"A great mind must be androgynous."
This morning on the Q train I noticed that the woman across from me was sketching me. I looked away before she noticed that I noticed, knowing that a mutual recognition of the event would alter it significantly or end it altogether. The gaze of another person inevitably demands something of us, often shame. (Shame is endemic to the story of Adam and Eve.) I wondered what she saw, why she saw. I wondered if my body language would have changed if she were a man. I wondered if I was being seen, drawn “as a woman.” But I trusted something about her, about the way she seemed to understand the thinness of the veil, and I probably would have stayed on the train longer if I hadn’t already been a half hour late to work.
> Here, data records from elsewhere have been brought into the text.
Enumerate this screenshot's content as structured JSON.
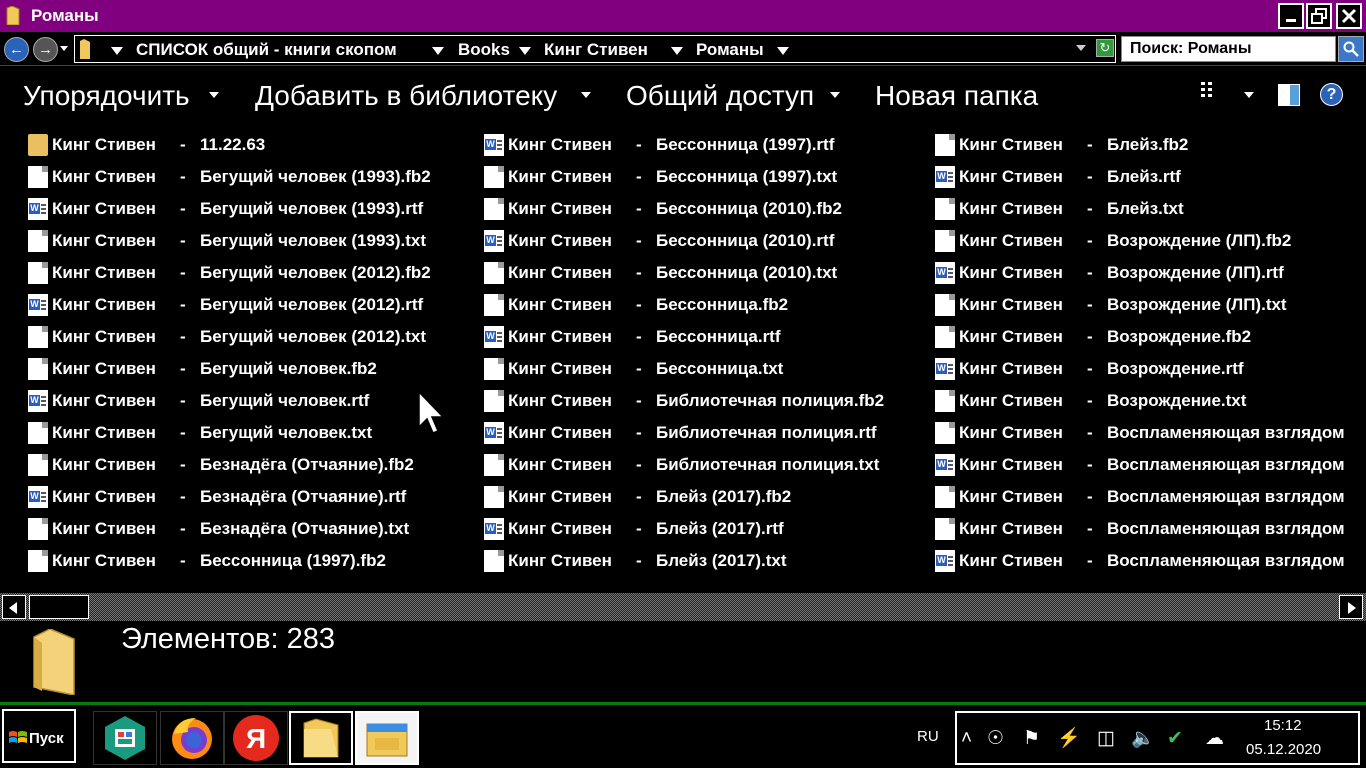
{
  "window": {
    "title": "Романы"
  },
  "address": {
    "crumbs": [
      "СПИСОК общий - книги скопом",
      "Books",
      "Кинг Стивен",
      "Романы"
    ],
    "search_text": "Поиск: Романы"
  },
  "toolbar": {
    "organize": "Упорядочить",
    "add_library": "Добавить в библиотеку",
    "share": "Общий доступ",
    "new_folder": "Новая папка"
  },
  "file_prefix": "Кинг Стивен",
  "file_sep": "-",
  "files": {
    "col1": [
      {
        "name": "11.22.63",
        "type": "folder"
      },
      {
        "name": "Бегущий человек (1993).fb2",
        "type": "doc"
      },
      {
        "name": "Бегущий человек (1993).rtf",
        "type": "rtf"
      },
      {
        "name": "Бегущий человек (1993).txt",
        "type": "doc"
      },
      {
        "name": "Бегущий человек (2012).fb2",
        "type": "doc"
      },
      {
        "name": "Бегущий человек (2012).rtf",
        "type": "rtf"
      },
      {
        "name": "Бегущий человек (2012).txt",
        "type": "doc"
      },
      {
        "name": "Бегущий человек.fb2",
        "type": "doc"
      },
      {
        "name": "Бегущий человек.rtf",
        "type": "rtf"
      },
      {
        "name": "Бегущий человек.txt",
        "type": "doc"
      },
      {
        "name": "Безнадёга (Отчаяние).fb2",
        "type": "doc"
      },
      {
        "name": "Безнадёга (Отчаяние).rtf",
        "type": "rtf"
      },
      {
        "name": "Безнадёга (Отчаяние).txt",
        "type": "doc"
      },
      {
        "name": "Бессонница (1997).fb2",
        "type": "doc"
      }
    ],
    "col2": [
      {
        "name": "Бессонница (1997).rtf",
        "type": "rtf"
      },
      {
        "name": "Бессонница (1997).txt",
        "type": "doc"
      },
      {
        "name": "Бессонница (2010).fb2",
        "type": "doc"
      },
      {
        "name": "Бессонница (2010).rtf",
        "type": "rtf"
      },
      {
        "name": "Бессонница (2010).txt",
        "type": "doc"
      },
      {
        "name": "Бессонница.fb2",
        "type": "doc"
      },
      {
        "name": "Бессонница.rtf",
        "type": "rtf"
      },
      {
        "name": "Бессонница.txt",
        "type": "doc"
      },
      {
        "name": "Библиотечная полиция.fb2",
        "type": "doc"
      },
      {
        "name": "Библиотечная полиция.rtf",
        "type": "rtf"
      },
      {
        "name": "Библиотечная полиция.txt",
        "type": "doc"
      },
      {
        "name": "Блейз (2017).fb2",
        "type": "doc"
      },
      {
        "name": "Блейз (2017).rtf",
        "type": "rtf"
      },
      {
        "name": "Блейз (2017).txt",
        "type": "doc"
      }
    ],
    "col3": [
      {
        "name": "Блейз.fb2",
        "type": "doc"
      },
      {
        "name": "Блейз.rtf",
        "type": "rtf"
      },
      {
        "name": "Блейз.txt",
        "type": "doc"
      },
      {
        "name": "Возрождение (ЛП).fb2",
        "type": "doc"
      },
      {
        "name": "Возрождение (ЛП).rtf",
        "type": "rtf"
      },
      {
        "name": "Возрождение (ЛП).txt",
        "type": "doc"
      },
      {
        "name": "Возрождение.fb2",
        "type": "doc"
      },
      {
        "name": "Возрождение.rtf",
        "type": "rtf"
      },
      {
        "name": "Возрождение.txt",
        "type": "doc"
      },
      {
        "name": "Воспламеняющая взглядом",
        "type": "doc"
      },
      {
        "name": "Воспламеняющая взглядом",
        "type": "rtf"
      },
      {
        "name": "Воспламеняющая взглядом",
        "type": "doc"
      },
      {
        "name": "Воспламеняющая взглядом",
        "type": "doc"
      },
      {
        "name": "Воспламеняющая взглядом",
        "type": "rtf"
      }
    ]
  },
  "details": {
    "count_text": "Элементов: 283"
  },
  "taskbar": {
    "start_label": "Пуск",
    "lang": "RU",
    "time": "15:12",
    "date": "05.12.2020",
    "apps": [
      "store-app",
      "firefox-app",
      "yandex-app",
      "explorer-app",
      "explorer-window-app"
    ]
  },
  "colors": {
    "titlebar": "#800080",
    "taskbar_border": "#0a7a10",
    "rtf_blue": "#2a5dbe"
  }
}
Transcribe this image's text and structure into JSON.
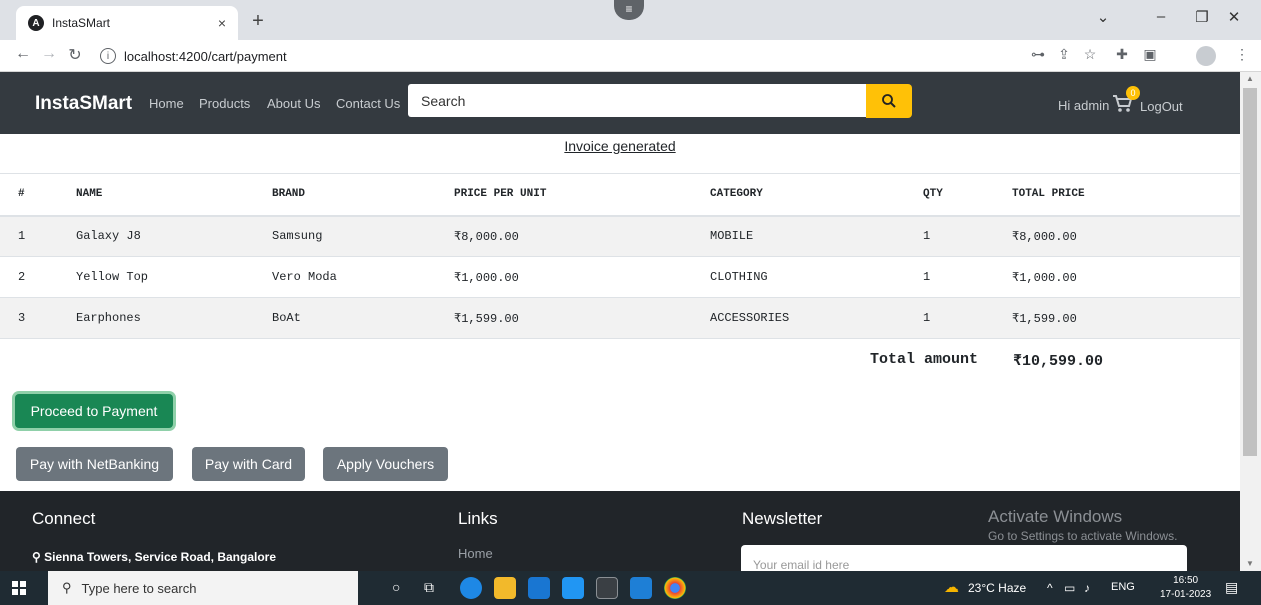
{
  "browser": {
    "tab_title": "InstaSMart",
    "tab_close": "×",
    "new_tab": "+",
    "url": "localhost:4200/cart/payment"
  },
  "navbar": {
    "brand": "InstaSMart",
    "links": [
      "Home",
      "Products",
      "About Us",
      "Contact Us"
    ],
    "search_placeholder": "Search",
    "greeting": "Hi admin",
    "cart_count": "0",
    "logout": "LogOut",
    "accent_color": "#ffc107"
  },
  "invoice": {
    "title": "Invoice generated",
    "headers": [
      "#",
      "NAME",
      "BRAND",
      "PRICE PER UNIT",
      "CATEGORY",
      "QTY",
      "TOTAL PRICE"
    ],
    "rows": [
      [
        "1",
        "Galaxy J8",
        "Samsung",
        "₹8,000.00",
        "MOBILE",
        "1",
        "₹8,000.00"
      ],
      [
        "2",
        "Yellow Top",
        "Vero Moda",
        "₹1,000.00",
        "CLOTHING",
        "1",
        "₹1,000.00"
      ],
      [
        "3",
        "Earphones",
        "BoAt",
        "₹1,599.00",
        "ACCESSORIES",
        "1",
        "₹1,599.00"
      ]
    ],
    "total_label": "Total amount",
    "total_value": "₹10,599.00"
  },
  "actions": {
    "proceed": "Proceed to Payment",
    "netbanking": "Pay with NetBanking",
    "card": "Pay with Card",
    "vouchers": "Apply Vouchers"
  },
  "footer": {
    "connect_heading": "Connect",
    "address": "Sienna Towers, Service Road, Bangalore",
    "links_heading": "Links",
    "link_home": "Home",
    "newsletter_heading": "Newsletter",
    "email_placeholder": "Your email id here"
  },
  "watermark": {
    "line1": "Activate Windows",
    "line2": "Go to Settings to activate Windows."
  },
  "taskbar": {
    "search_placeholder": "Type here to search",
    "weather": "23°C  Haze",
    "lang": "ENG",
    "time": "16:50",
    "date": "17-01-2023"
  }
}
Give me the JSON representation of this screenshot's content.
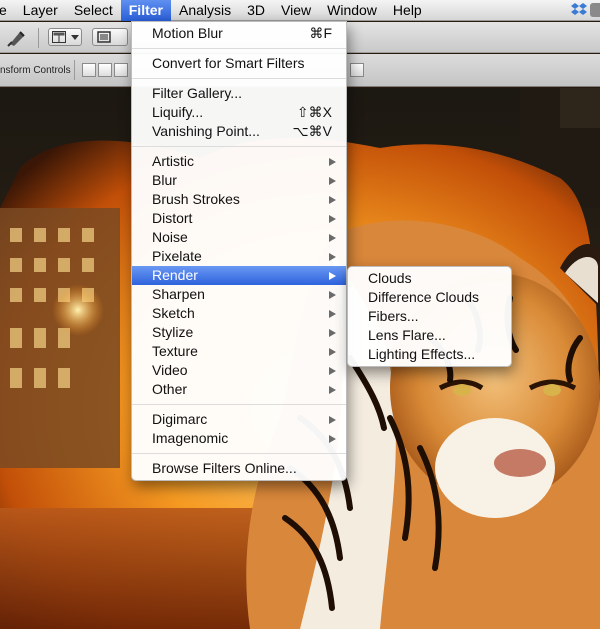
{
  "menubar": {
    "items": [
      "e",
      "Layer",
      "Select",
      "Filter",
      "Analysis",
      "3D",
      "View",
      "Window",
      "Help"
    ],
    "active": "Filter",
    "active_color": "#3a6ee0"
  },
  "toolbar": {
    "transform_label": "nsform Controls"
  },
  "filter_menu": {
    "motion_blur": "Motion Blur",
    "motion_blur_shortcut": "⌘F",
    "convert_smart": "Convert for Smart Filters",
    "filter_gallery": "Filter Gallery...",
    "liquify": "Liquify...",
    "liquify_shortcut": "⇧⌘X",
    "vanishing_point": "Vanishing Point...",
    "vanishing_point_shortcut": "⌥⌘V",
    "artistic": "Artistic",
    "blur": "Blur",
    "brush_strokes": "Brush Strokes",
    "distort": "Distort",
    "noise": "Noise",
    "pixelate": "Pixelate",
    "render": "Render",
    "sharpen": "Sharpen",
    "sketch": "Sketch",
    "stylize": "Stylize",
    "texture": "Texture",
    "video": "Video",
    "other": "Other",
    "digimarc": "Digimarc",
    "imagenomic": "Imagenomic",
    "browse_online": "Browse Filters Online..."
  },
  "render_submenu": {
    "items": [
      "Clouds",
      "Difference Clouds",
      "Fibers...",
      "Lens Flare...",
      "Lighting Effects..."
    ]
  },
  "icons": {
    "arrow": "submenu-arrow-icon",
    "tool": "move-tool-icon"
  }
}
10:22 pm • 25 April 2014 • 21 notes
Alfred Hitchcock through R train window, 23rd Street, March 19, 2014
2:14 pm • 21 March 2014 • 53 notes
So I went to a movie theatre. I sat down, and two rows in front of me was my family. All four of us, the backs of our heads, including mine, just sitting in front of a blank screen. I could see myself very clearly: it was second-grade me, seven years old. How do I know it was second-grade me? I know because it was a dream.
They were talking but I couldn’t hear any words. I leaned forward in my seat to catch a better glimpse of second-grade me’s profile. And there I was: my nose, my boring brown eyes, my hair in a ponytail, my pale skin, my freckles—it was me.
My family disappeared, so I decided to go talk to second-grade me. I sat down in the movie seat next to her and looked at her face. She sat on her knees in the chair and turned her body towards me, closely examining my face. She yawned. I could see her teeth. Oh my god, those are my teeth. I was too terrified to speak. What if I disappoint her, I am going to be so disappointing to her. Please don’t ask about the future, please don’t ask about the future, please don’t ask about the future. She reached out and touched my hair.
“Your hair is fancy,” she said.
“Thank you,” I said. “I didn’t wash it today.”
I woke up before either of us could ask any questions.
6:43 pm • 31 January 2014 • 52 notes